Website and app data records:
·····
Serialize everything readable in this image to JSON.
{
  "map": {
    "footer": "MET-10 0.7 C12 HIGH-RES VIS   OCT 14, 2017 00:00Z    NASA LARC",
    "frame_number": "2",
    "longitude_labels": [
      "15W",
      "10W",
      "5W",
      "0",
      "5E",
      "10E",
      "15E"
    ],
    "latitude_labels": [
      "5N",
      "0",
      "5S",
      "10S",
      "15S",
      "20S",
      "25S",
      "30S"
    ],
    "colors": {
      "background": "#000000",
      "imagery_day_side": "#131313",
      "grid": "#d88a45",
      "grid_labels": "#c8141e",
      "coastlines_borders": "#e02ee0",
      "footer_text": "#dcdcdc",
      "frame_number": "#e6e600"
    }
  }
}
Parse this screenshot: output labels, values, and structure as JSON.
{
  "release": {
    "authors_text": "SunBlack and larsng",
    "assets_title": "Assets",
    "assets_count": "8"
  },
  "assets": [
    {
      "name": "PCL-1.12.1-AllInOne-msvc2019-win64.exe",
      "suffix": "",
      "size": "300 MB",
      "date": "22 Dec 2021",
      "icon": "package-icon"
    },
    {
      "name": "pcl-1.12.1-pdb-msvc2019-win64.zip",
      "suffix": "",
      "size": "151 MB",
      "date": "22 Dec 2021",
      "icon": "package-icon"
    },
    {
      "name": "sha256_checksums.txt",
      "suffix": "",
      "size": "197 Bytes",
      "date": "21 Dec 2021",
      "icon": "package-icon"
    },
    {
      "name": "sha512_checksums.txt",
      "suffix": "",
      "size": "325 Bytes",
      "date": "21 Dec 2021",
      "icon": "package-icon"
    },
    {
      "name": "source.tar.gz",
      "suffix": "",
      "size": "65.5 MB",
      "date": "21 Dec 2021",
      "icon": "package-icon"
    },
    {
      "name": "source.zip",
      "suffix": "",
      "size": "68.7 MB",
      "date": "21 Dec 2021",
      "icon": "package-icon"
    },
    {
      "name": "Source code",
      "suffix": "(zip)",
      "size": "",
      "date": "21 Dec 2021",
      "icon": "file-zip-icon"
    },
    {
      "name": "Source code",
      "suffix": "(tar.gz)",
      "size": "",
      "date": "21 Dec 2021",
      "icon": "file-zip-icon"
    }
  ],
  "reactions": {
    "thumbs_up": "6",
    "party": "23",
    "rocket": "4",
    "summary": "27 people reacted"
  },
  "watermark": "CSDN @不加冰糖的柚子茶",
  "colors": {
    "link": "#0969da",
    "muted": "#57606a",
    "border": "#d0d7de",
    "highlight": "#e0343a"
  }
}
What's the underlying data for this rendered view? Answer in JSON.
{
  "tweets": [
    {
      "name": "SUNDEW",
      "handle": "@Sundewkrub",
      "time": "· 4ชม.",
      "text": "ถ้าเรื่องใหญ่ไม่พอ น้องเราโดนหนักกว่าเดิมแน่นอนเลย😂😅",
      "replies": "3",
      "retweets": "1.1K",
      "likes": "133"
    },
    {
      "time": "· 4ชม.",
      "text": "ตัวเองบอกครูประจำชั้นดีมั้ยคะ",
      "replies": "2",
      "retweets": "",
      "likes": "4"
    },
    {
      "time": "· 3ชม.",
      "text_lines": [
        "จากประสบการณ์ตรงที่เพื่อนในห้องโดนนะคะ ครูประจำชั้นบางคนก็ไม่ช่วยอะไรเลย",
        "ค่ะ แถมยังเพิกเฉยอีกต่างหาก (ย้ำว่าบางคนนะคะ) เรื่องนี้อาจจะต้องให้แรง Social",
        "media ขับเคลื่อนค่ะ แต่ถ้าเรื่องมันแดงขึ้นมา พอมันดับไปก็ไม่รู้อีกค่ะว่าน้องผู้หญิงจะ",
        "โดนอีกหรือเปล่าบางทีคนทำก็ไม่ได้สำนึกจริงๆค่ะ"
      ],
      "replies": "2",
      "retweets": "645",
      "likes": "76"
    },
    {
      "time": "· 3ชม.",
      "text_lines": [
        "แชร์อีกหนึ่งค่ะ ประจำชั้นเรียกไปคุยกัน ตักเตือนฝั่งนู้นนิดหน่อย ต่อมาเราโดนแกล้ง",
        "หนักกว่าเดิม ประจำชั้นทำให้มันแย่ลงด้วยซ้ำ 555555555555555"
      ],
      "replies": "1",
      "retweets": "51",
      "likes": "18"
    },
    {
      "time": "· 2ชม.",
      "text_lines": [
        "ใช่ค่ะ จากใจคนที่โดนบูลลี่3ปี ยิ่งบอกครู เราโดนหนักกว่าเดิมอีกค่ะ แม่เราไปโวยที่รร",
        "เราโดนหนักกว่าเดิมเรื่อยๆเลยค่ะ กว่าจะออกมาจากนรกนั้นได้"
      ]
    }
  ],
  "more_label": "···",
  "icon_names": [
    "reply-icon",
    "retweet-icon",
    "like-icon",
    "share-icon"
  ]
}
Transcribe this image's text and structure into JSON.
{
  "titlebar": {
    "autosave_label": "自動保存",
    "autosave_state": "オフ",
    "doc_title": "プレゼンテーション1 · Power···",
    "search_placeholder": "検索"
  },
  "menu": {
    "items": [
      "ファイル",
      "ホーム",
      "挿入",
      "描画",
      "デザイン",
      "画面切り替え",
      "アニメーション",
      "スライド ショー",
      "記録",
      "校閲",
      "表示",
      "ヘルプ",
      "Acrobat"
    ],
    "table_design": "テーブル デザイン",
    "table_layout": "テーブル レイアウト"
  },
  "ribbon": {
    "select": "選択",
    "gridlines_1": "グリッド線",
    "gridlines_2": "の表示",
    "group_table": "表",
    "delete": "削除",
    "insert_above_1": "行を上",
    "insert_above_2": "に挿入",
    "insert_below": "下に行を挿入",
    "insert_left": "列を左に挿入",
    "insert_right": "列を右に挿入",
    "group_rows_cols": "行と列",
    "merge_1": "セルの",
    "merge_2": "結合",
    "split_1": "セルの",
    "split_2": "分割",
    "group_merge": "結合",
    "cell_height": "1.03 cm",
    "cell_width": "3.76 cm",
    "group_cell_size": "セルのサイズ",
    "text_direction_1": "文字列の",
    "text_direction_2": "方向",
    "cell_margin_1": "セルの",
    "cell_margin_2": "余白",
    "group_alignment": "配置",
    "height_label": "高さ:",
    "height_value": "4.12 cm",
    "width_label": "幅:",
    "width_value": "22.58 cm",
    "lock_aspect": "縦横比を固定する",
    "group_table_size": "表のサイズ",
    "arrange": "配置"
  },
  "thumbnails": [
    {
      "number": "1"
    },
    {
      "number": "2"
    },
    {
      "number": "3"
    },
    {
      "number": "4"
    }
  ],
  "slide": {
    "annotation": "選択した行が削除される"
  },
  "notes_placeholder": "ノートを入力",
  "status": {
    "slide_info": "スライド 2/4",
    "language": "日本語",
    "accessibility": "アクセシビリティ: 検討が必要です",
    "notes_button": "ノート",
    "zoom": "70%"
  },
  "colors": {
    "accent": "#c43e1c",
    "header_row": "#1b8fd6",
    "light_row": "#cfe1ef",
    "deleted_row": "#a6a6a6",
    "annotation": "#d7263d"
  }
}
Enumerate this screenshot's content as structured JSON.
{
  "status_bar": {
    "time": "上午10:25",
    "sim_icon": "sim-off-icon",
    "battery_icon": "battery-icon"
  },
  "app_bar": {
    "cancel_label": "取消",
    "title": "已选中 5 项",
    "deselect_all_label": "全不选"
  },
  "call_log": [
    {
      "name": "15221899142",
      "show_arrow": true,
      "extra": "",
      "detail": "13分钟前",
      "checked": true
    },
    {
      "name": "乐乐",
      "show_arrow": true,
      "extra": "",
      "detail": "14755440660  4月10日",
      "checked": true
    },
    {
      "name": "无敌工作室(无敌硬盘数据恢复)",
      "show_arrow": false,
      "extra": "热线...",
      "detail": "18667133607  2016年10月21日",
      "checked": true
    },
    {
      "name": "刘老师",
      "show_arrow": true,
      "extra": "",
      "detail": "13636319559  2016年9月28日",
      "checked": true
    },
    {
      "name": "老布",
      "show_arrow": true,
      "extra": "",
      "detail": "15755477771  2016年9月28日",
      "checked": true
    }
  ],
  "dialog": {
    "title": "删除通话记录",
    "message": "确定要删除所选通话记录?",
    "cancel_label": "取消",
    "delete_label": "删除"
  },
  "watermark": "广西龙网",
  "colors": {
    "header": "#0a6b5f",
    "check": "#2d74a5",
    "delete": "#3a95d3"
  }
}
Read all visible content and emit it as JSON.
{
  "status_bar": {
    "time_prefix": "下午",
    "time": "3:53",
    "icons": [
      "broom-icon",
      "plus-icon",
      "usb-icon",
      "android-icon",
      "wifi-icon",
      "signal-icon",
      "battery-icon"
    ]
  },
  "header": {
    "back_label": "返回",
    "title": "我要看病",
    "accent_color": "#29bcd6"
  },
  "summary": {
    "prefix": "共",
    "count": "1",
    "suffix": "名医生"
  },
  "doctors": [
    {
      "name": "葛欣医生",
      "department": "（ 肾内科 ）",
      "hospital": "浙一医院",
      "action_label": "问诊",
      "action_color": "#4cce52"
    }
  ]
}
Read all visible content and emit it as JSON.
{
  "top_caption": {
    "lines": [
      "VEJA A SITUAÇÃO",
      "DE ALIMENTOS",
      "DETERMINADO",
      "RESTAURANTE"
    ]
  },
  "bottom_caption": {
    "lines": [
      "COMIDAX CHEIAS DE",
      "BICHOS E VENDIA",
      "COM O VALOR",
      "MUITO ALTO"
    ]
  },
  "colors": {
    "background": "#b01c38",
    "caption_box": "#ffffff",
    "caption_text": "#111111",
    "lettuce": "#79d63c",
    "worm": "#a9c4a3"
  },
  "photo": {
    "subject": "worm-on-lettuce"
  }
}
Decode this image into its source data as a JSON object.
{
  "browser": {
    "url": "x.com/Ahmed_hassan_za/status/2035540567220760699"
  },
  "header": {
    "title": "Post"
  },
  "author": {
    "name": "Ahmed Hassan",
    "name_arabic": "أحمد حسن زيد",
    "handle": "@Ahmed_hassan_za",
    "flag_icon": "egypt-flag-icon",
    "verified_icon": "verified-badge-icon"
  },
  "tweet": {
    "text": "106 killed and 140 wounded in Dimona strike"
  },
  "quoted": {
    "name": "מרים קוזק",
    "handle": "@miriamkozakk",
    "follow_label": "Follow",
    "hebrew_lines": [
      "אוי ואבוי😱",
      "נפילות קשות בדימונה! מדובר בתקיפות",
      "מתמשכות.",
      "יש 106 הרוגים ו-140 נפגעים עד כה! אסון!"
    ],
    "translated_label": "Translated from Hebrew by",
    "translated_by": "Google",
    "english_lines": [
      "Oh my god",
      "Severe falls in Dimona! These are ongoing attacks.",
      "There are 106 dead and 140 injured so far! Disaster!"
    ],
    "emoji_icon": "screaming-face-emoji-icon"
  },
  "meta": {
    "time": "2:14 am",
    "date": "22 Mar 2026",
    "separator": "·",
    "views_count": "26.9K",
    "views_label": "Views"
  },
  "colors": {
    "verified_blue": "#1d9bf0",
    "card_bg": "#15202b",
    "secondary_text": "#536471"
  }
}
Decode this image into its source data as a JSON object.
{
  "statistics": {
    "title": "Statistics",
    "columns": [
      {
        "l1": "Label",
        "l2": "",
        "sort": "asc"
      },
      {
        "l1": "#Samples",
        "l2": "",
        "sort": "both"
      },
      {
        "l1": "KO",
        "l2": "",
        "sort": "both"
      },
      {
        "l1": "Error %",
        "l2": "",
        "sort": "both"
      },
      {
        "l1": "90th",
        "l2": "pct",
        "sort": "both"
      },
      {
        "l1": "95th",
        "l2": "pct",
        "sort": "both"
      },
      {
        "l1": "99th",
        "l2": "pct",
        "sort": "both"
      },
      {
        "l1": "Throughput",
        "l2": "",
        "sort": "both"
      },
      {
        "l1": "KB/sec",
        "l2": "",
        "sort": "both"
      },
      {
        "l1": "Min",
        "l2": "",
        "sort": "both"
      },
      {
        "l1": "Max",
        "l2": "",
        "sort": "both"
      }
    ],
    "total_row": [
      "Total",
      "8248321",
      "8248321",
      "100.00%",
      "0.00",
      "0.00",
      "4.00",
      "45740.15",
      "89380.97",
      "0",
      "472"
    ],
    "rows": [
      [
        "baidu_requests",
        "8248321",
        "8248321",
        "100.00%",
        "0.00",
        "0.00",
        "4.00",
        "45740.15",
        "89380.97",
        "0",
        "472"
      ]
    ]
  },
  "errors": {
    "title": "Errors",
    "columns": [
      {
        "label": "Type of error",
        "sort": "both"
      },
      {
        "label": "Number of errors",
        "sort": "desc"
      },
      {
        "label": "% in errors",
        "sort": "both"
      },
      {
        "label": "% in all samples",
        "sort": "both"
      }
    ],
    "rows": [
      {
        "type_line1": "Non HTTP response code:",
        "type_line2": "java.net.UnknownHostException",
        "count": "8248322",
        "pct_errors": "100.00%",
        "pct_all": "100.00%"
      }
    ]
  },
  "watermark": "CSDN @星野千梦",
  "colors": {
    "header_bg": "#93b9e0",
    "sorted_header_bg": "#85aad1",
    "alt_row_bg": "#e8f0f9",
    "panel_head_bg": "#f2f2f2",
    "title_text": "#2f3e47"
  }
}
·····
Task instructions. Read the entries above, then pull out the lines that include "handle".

Your solution.
      "handle": "@Sundewkrub",
    "handle": "@Ahmed_hassan_za",
    "handle": "@miriamkozakk",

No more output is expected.